Segment Start: Data to examine
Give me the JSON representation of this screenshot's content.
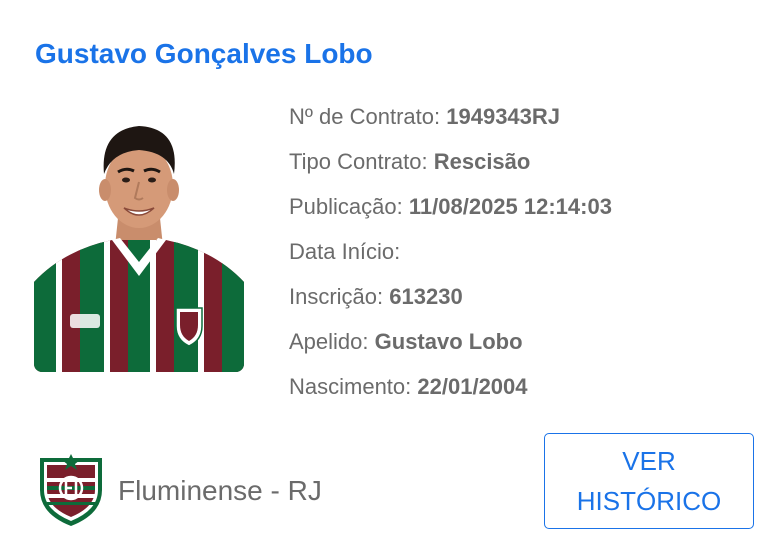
{
  "player": {
    "name": "Gustavo Gonçalves Lobo",
    "photo_alt": "player-photo"
  },
  "details": [
    {
      "label": "Nº de Contrato:",
      "value": "1949343RJ"
    },
    {
      "label": "Tipo Contrato:",
      "value": "Rescisão"
    },
    {
      "label": "Publicação:",
      "value": "11/08/2025 12:14:03"
    },
    {
      "label": "Data Início:",
      "value": ""
    },
    {
      "label": "Inscrição:",
      "value": "613230"
    },
    {
      "label": "Apelido:",
      "value": "Gustavo Lobo"
    },
    {
      "label": "Nascimento:",
      "value": "22/01/2004"
    }
  ],
  "club": {
    "name": "Fluminense - RJ",
    "crest_icon": "fluminense-crest-icon"
  },
  "history_button": {
    "line1": "VER",
    "line2": "HISTÓRICO"
  },
  "colors": {
    "accent": "#1a73e8",
    "text": "#6b6b6b",
    "club_maroon": "#7a1f2b",
    "club_green": "#0d6b3a"
  }
}
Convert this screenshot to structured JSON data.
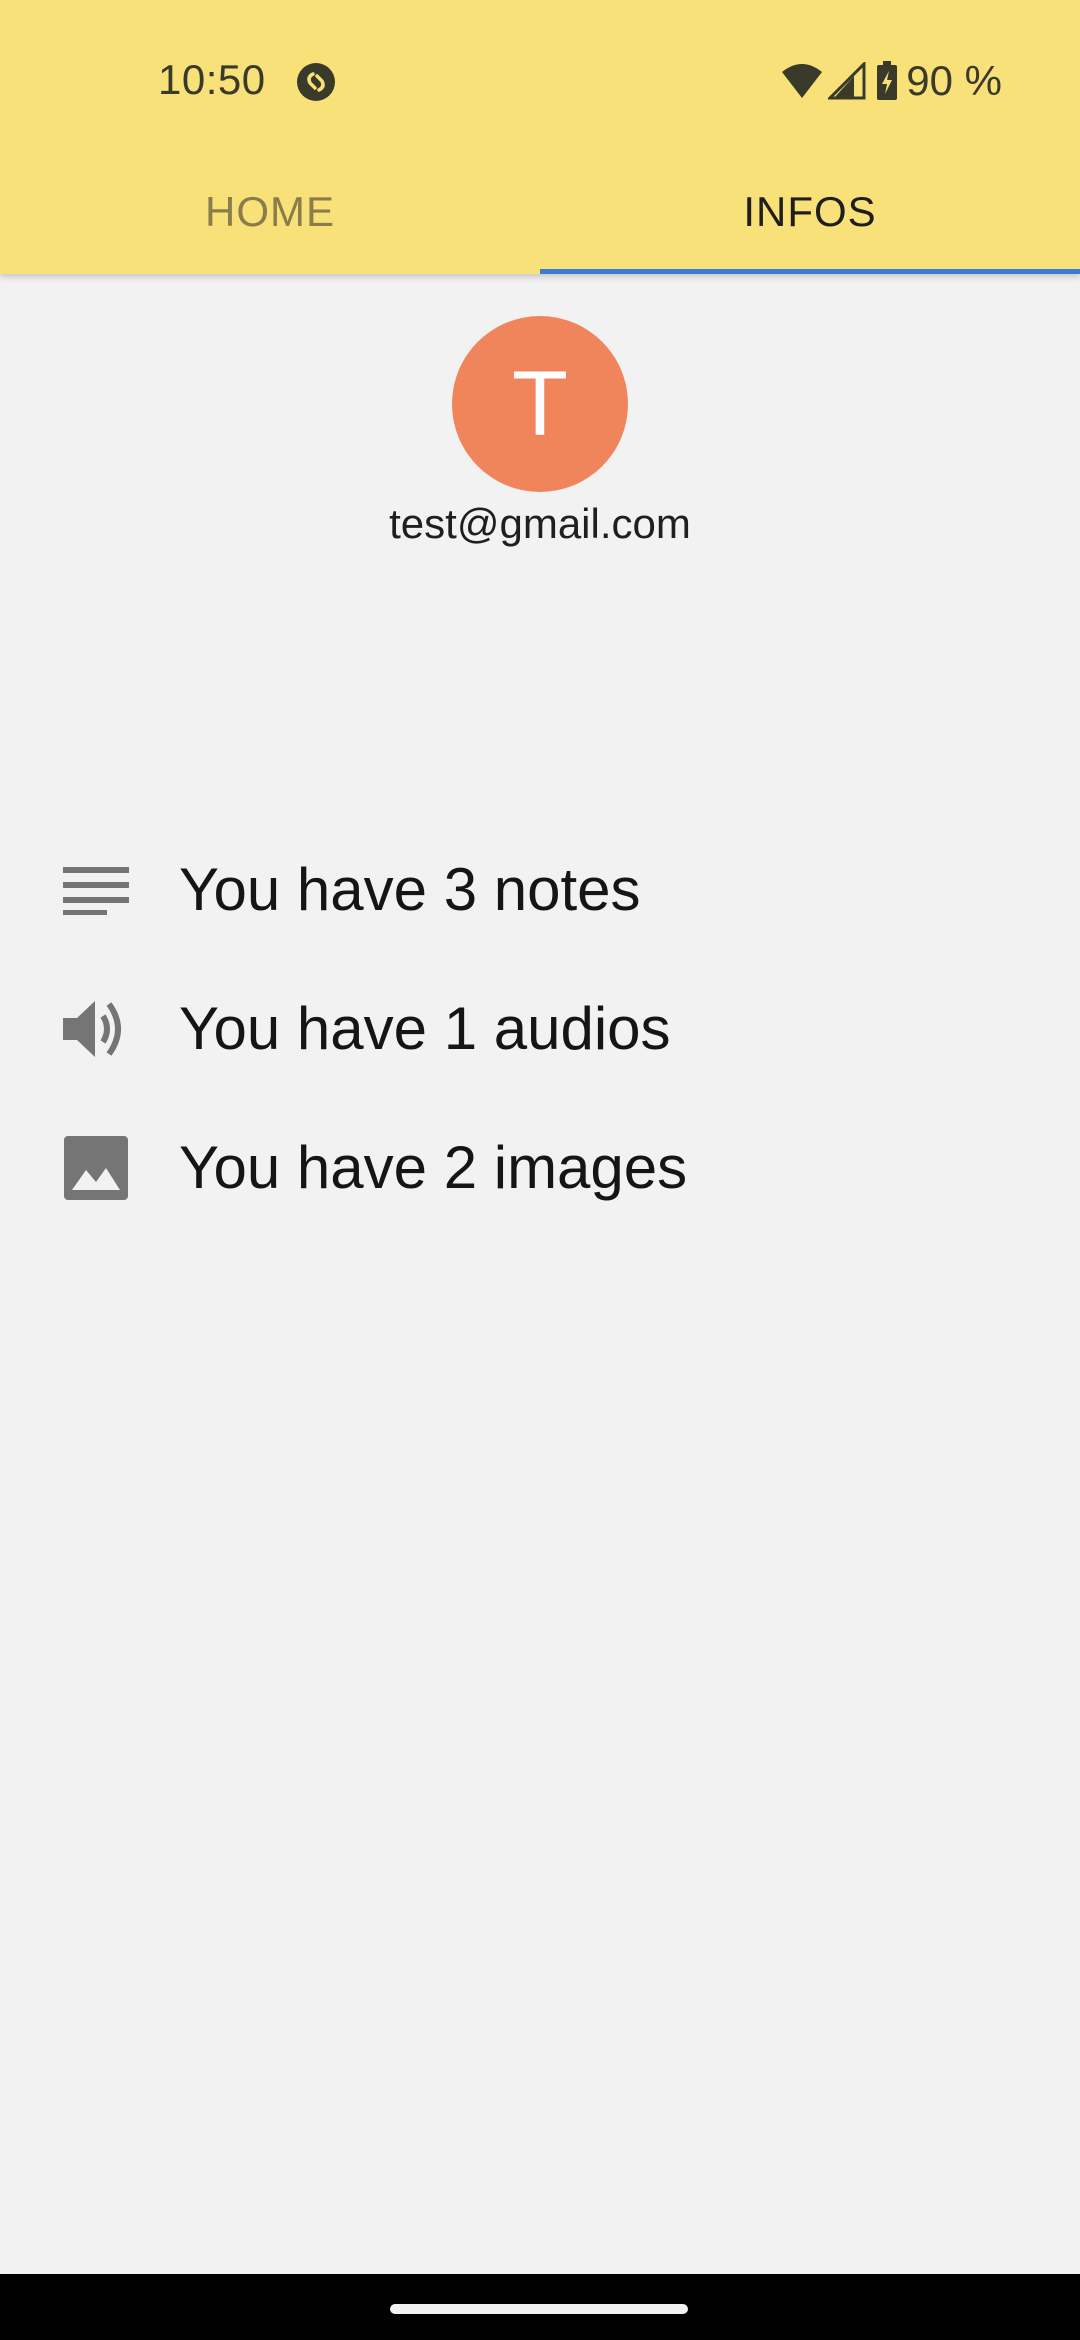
{
  "status_bar": {
    "time": "10:50",
    "battery": "90 %",
    "icons": [
      "shazam-icon",
      "wifi-icon",
      "signal-icon",
      "battery-charging-icon"
    ]
  },
  "tabs": [
    {
      "label": "HOME",
      "selected": false
    },
    {
      "label": "INFOS",
      "selected": true
    }
  ],
  "profile": {
    "avatar_letter": "T",
    "email": "test@gmail.com"
  },
  "stats": [
    {
      "icon": "notes-icon",
      "text": "You have 3 notes"
    },
    {
      "icon": "volume-icon",
      "text": "You have 1 audios"
    },
    {
      "icon": "image-icon",
      "text": "You have 2 images"
    }
  ],
  "colors": {
    "appbar": "#f9e179",
    "tab_indicator": "#3b7bd8",
    "avatar": "#f0855c",
    "background": "#f2f2f2",
    "icon": "#757575"
  }
}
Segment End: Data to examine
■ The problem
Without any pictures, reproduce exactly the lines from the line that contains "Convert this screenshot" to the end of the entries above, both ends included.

■ Output
Convert this screenshot to structured JSON data.
{
  "status_bar": {
    "time": "10:50",
    "battery": "90 %",
    "icons": [
      "shazam-icon",
      "wifi-icon",
      "signal-icon",
      "battery-charging-icon"
    ]
  },
  "tabs": [
    {
      "label": "HOME",
      "selected": false
    },
    {
      "label": "INFOS",
      "selected": true
    }
  ],
  "profile": {
    "avatar_letter": "T",
    "email": "test@gmail.com"
  },
  "stats": [
    {
      "icon": "notes-icon",
      "text": "You have 3 notes"
    },
    {
      "icon": "volume-icon",
      "text": "You have 1 audios"
    },
    {
      "icon": "image-icon",
      "text": "You have 2 images"
    }
  ],
  "colors": {
    "appbar": "#f9e179",
    "tab_indicator": "#3b7bd8",
    "avatar": "#f0855c",
    "background": "#f2f2f2",
    "icon": "#757575"
  }
}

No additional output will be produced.